UNICEF Executive Director Henrietta Fore's remarks at the World Health Summit Panel “Accelerating the SDG-3 Global Action Plan for Health and Wellbeing”
As prepared for delivery
NEW YORK, 27 October 2020 – "COVID-19 has dramatically exposed the weaknesses in health systems worldwide. Lending new urgency to our collective work to build stronger primary health care systems for the future.
"As we respond to this pandemic, this work must continue.
"In fact, a truly effective and sustainable response to COVID-19 goes beyond the discovery and deployment of new vaccines, therapeutics and diagnostics. It also includes building health systems that are resilient to future shocks. And available at the community level, accessible to all, no matter where they live.
"In short — addressing COVID-19 and reaching SDG 3 are two sides of the same coin. We cannot do one without the other.
"Before COVID struck, over five million children under five died from preventable causes every year — from pneumonia, diarrhea, malaria and vaccine-preventable conditions.
"2.4 million children were born stillborn — another fate we could avoid through better quality health care.
"And about 20 million children go without vital vaccinations every year. Again, a preventable situation.
"These are all areas where we can accelerate progress and build stronger health systems overall.
"That’s why UNICEF is proud to co-lead the PHC accelerator under the Global Action Plan for SDG 3.
"We have a lot to offer.
"We’re bringing to bear our country-level presence across 190 countries.
"Our expert teams with deep and longstanding experience in delivering primary health care in a variety of difficult contexts.
"And our partnerships with governments to build stronger health platforms that can deliver a variety of services and interventions in one place, where people live. Immunizations, malnutrition screening and treatment, maternal and newborn care — as well as stronger WASH and nutrition programming. In other words — all of the services that go into shaping healthy lives and stronger health systems.
"Now, under COVID-19, we’re adapting our programming and focusing on a few areas in particular that can help us not only fight COVID, but build stronger health systems.
"This includes re-starting immunization campaigns — many of which ground to a halt when the pandemic struck.

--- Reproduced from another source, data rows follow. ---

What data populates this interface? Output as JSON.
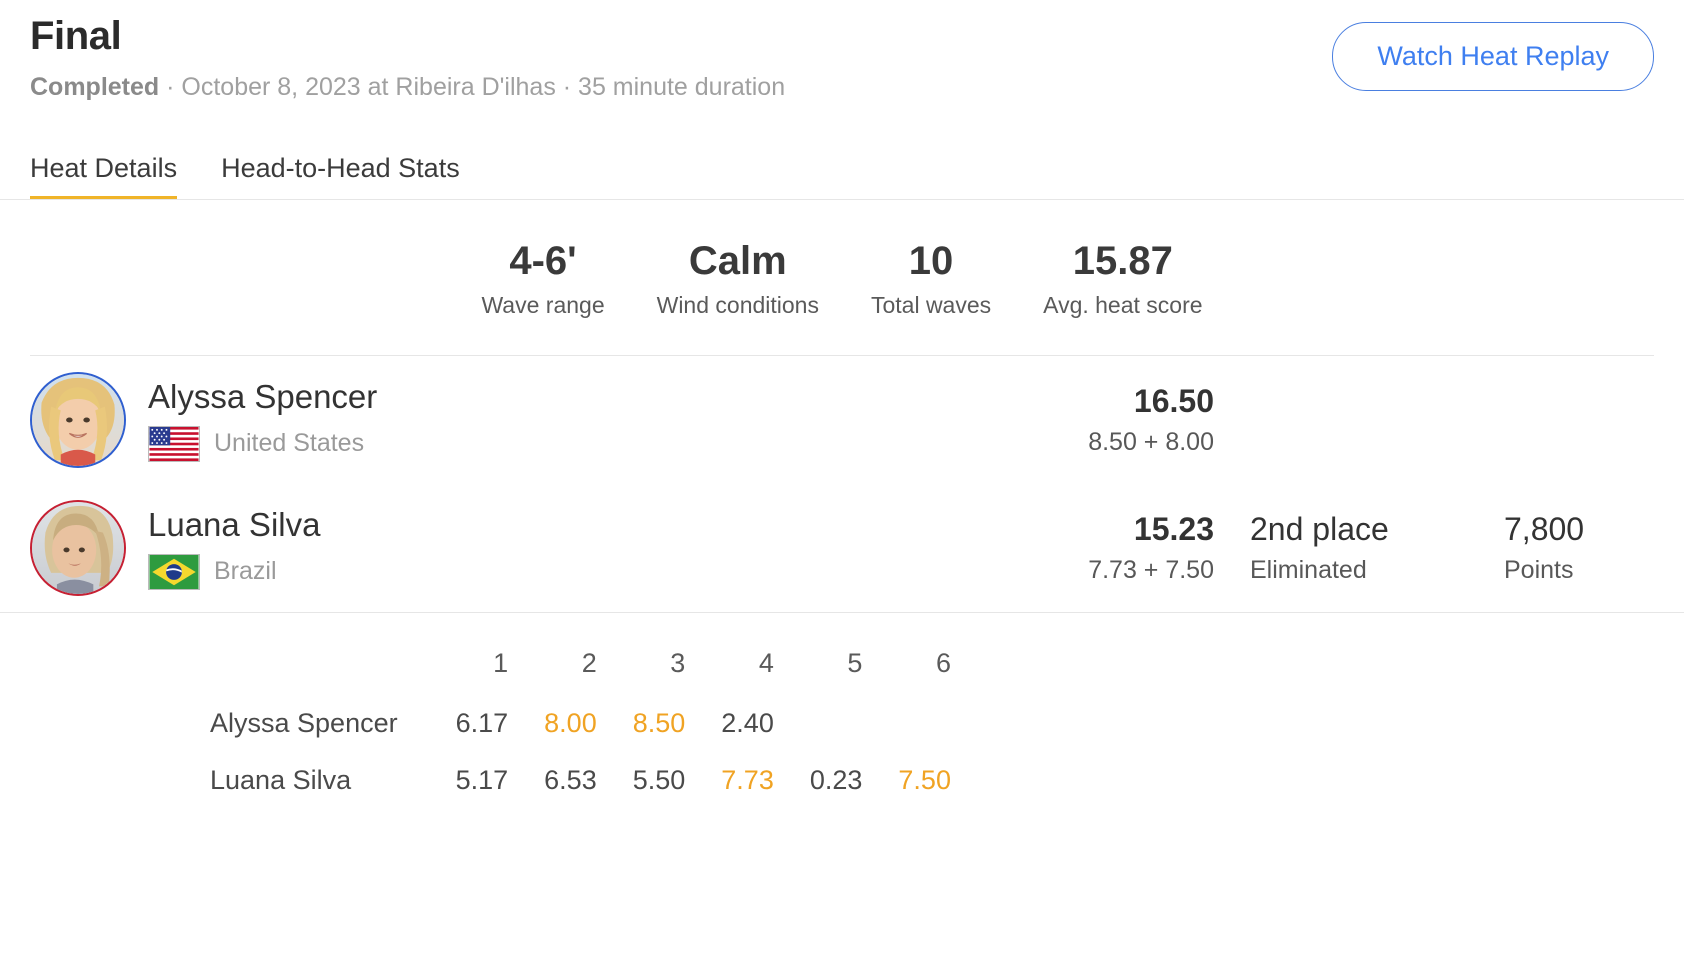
{
  "header": {
    "title": "Final",
    "status": "Completed",
    "subtitle_rest": " · October 8, 2023 at Ribeira D'ilhas · 35 minute duration",
    "replay_button": "Watch Heat Replay",
    "accent_blue": "#3f7ff0"
  },
  "tabs": [
    {
      "label": "Heat Details",
      "active": true
    },
    {
      "label": "Head-to-Head Stats",
      "active": false
    }
  ],
  "tab_accent": "#f0b429",
  "stats": [
    {
      "value": "4-6'",
      "label": "Wave range"
    },
    {
      "value": "Calm",
      "label": "Wind conditions"
    },
    {
      "value": "10",
      "label": "Total waves"
    },
    {
      "value": "15.87",
      "label": "Avg. heat score"
    }
  ],
  "athletes": [
    {
      "name": "Alyssa Spencer",
      "country": "United States",
      "flag": "us-flag-icon",
      "ring_color": "#2f5fd0",
      "total": "16.50",
      "breakdown": "8.50 + 8.00",
      "place": "",
      "place_status": "",
      "points": "",
      "points_label": ""
    },
    {
      "name": "Luana Silva",
      "country": "Brazil",
      "flag": "br-flag-icon",
      "ring_color": "#c62033",
      "total": "15.23",
      "breakdown": "7.73 + 7.50",
      "place": "2nd place",
      "place_status": "Eliminated",
      "points": "7,800",
      "points_label": "Points"
    }
  ],
  "wave_table": {
    "highlight_color": "#f0a323",
    "columns": [
      "1",
      "2",
      "3",
      "4",
      "5",
      "6"
    ],
    "rows": [
      {
        "name": "Alyssa Spencer",
        "scores": [
          {
            "value": "6.17",
            "counting": false
          },
          {
            "value": "8.00",
            "counting": true
          },
          {
            "value": "8.50",
            "counting": true
          },
          {
            "value": "2.40",
            "counting": false
          },
          {
            "value": "",
            "counting": false
          },
          {
            "value": "",
            "counting": false
          }
        ]
      },
      {
        "name": "Luana Silva",
        "scores": [
          {
            "value": "5.17",
            "counting": false
          },
          {
            "value": "6.53",
            "counting": false
          },
          {
            "value": "5.50",
            "counting": false
          },
          {
            "value": "7.73",
            "counting": true
          },
          {
            "value": "0.23",
            "counting": false
          },
          {
            "value": "7.50",
            "counting": true
          }
        ]
      }
    ]
  }
}
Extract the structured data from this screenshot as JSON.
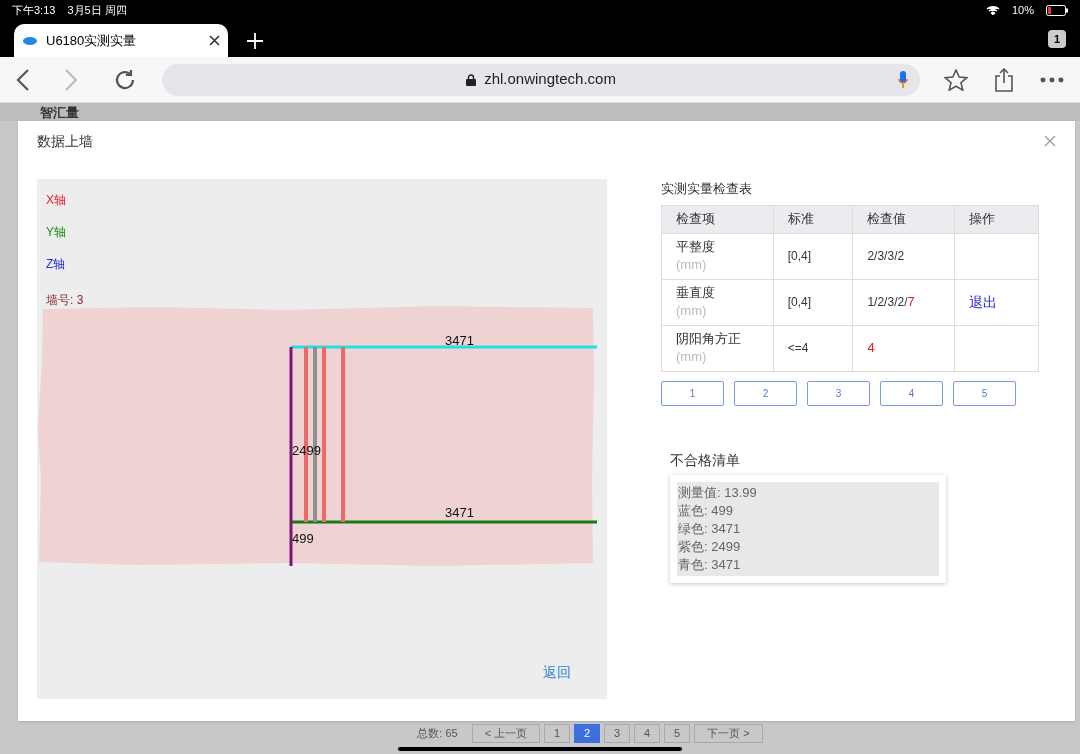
{
  "status_bar": {
    "time": "下午3:13",
    "date": "3月5日 周四",
    "battery": "10%"
  },
  "browser": {
    "tab_title": "U6180实测实量",
    "tab_count": "1",
    "url": "zhl.onwingtech.com"
  },
  "background_page": {
    "brand": "智汇量",
    "total": "总数: 65",
    "prev": "< 上一页",
    "pages": [
      {
        "label": "1",
        "selected": false
      },
      {
        "label": "2",
        "selected": true
      },
      {
        "label": "3",
        "selected": false
      },
      {
        "label": "4",
        "selected": false
      },
      {
        "label": "5",
        "selected": false
      }
    ],
    "next": "下一页 >"
  },
  "dialog": {
    "title": "数据上墙",
    "legend": [
      {
        "label": "X轴",
        "color": "#e8242f"
      },
      {
        "label": "Y轴",
        "color": "#1a8f1a"
      },
      {
        "label": "Z轴",
        "color": "#2b2bd6"
      }
    ],
    "wall_label": "墙号: 3",
    "labels": [
      {
        "text": "3471",
        "kind": "top"
      },
      {
        "text": "2499",
        "kind": "left"
      },
      {
        "text": "3471",
        "kind": "bottom"
      },
      {
        "text": "499",
        "kind": "below"
      }
    ],
    "back_link": "返回",
    "table_title": "实测实量检查表",
    "columns": [
      "检查项",
      "标准",
      "检查值",
      "操作"
    ],
    "rows": [
      {
        "item": "平整度",
        "unit": "(mm)",
        "standard": "[0,4]",
        "values": [
          {
            "text": "2/3/3/2",
            "fail": false
          }
        ],
        "action": ""
      },
      {
        "item": "垂直度",
        "unit": "(mm)",
        "standard": "[0,4]",
        "values": [
          {
            "text": "1/2/3/2/",
            "fail": false
          },
          {
            "text": "7",
            "fail": true
          }
        ],
        "action": "退出"
      },
      {
        "item": "阴阳角方正",
        "unit": "(mm)",
        "standard": "<=4",
        "values": [
          {
            "text": "4",
            "fail": true
          }
        ],
        "action": ""
      }
    ],
    "buttons": [
      "1",
      "2",
      "3",
      "4",
      "5"
    ],
    "fail_title": "不合格清单",
    "fail_lines": [
      "测量值: 13.99",
      "蓝色: 499",
      "绿色: 3471",
      "紫色: 2499",
      "青色: 3471"
    ]
  }
}
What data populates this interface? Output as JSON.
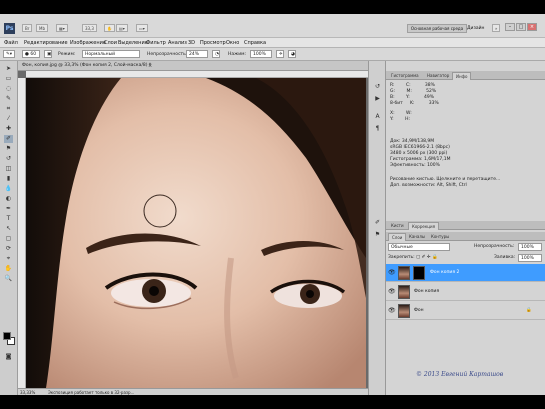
{
  "appbar": {
    "logo": "Ps",
    "zoom_display": "33,3",
    "workspace_label": "Основная рабочая среда",
    "workspace_active": "Дизайн",
    "min": "–",
    "max": "□",
    "close": "×"
  },
  "menu": [
    "Файл",
    "Редактирование",
    "Изображение",
    "Слои",
    "Выделение",
    "Фильтр",
    "Анализ",
    "3D",
    "Просмотр",
    "Окно",
    "Справка"
  ],
  "options": {
    "mode_label": "Режим:",
    "mode_value": "Нормальный",
    "opacity_label": "Непрозрачность:",
    "opacity_value": "24%",
    "flow_label": "Нажим:",
    "flow_value": "100%"
  },
  "document": {
    "tab_title": "Фон, копия.jpg @ 33,3% (Фон копия 2, Слой-маска/8) *",
    "close": "×",
    "status_zoom": "33,33%",
    "status_text": "Экспозиция работает только в 32-разр..."
  },
  "panels": {
    "top_tabs": [
      "Гистограмма",
      "Навигатор",
      "Инфо"
    ],
    "info_rows": [
      "R:        C:          38%",
      "G:        M:          52%",
      "B:        Y:          49%",
      "8-бит     K:          33%",
      "X:        W:",
      "Y:        H:",
      "Док: 34,9M/138,9M",
      "sRGB IEC61966-2.1 (8bpc)",
      "3480 x 5006 px (300 ppi)",
      "Гистограмма: 1,6M/17,1M",
      "Эфективность: 100%",
      "Рисование кистью. Щелкните и перетащите...",
      "Доп. возможности: Alt, Shift, Ctrl"
    ],
    "layer_tabs": [
      "Слои",
      "Каналы",
      "Контуры"
    ],
    "blend_mode": "Обычные",
    "opacity_label": "Непрозрачность:",
    "opacity_value": "100%",
    "lock_label": "Закрепить:",
    "fill_label": "Заливка:",
    "fill_value": "100%",
    "mini_tabs": [
      "Кисти",
      "Коррекция"
    ],
    "layers": [
      {
        "name": "Фон копия 2",
        "selected": true
      },
      {
        "name": "Фон копия",
        "selected": false
      },
      {
        "name": "Фон",
        "selected": false
      }
    ]
  },
  "watermark": "© 2013 Евгений Карташов",
  "colors": {
    "accent_selection": "#3f9cff",
    "panel_bg": "#d4d4d4"
  }
}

In fact, we’ve reached 14.4 million children in Ethiopia with immunizations since the pandemic began.
"We’ve reached over 40 million women and children in 75 countries with essential healthcare services — including antenatal, delivery and postnatal care, newborn care, immunizations and screening for common childhood illnesses.
"We’ve helped train 2.8 million healthcare staff and community health workers in infection prevention and control.
"We’ve quickly scaled-up our community engagement and social and behavior change communication to reach 2.6 billion people with urgent COVID-19 messaging on prevention and service access — including in emergency settings. Because being able to deliver health services isn’t enough. We’ve also learned from experience on the ground about the importance of demand for, and acceptance of, these services, and healthy practices in communities, households, schools and health centres.
"And now, UNICEF is leading the procurement and delivery of COVID vaccines through the COVAX facility. We’re very excited to be working with governments, manufacturers and other partners to ensure that a vaccine is delivered fairly and equitably around the world.
"But across all of this work — short and long-term, whether related to COVID-19 or not — we need national leadership.
"Bringing the Global Action Plan to life means making it as practical as possible at the country level. The Plan represents a major change in how agencies, NGOs and governments collaborate for stronger health systems.
"As a next step, UNICEF would like to suggest that we find practical ways to join-up and streamline the administrative, financial and reporting relationships at all levels.
"Closing the gaps between people and the health systems they need demands a global health architecture that is as streamlined and efficient and delivers to the poorest and most vulnerable. Not only in the delivery of services on the ground — but across all of the administrative “behind the scenes” work that makes these services possible.
"UNICEF looks forward to working with our partners here today — and with governments and communities worldwide — to advance these important efforts."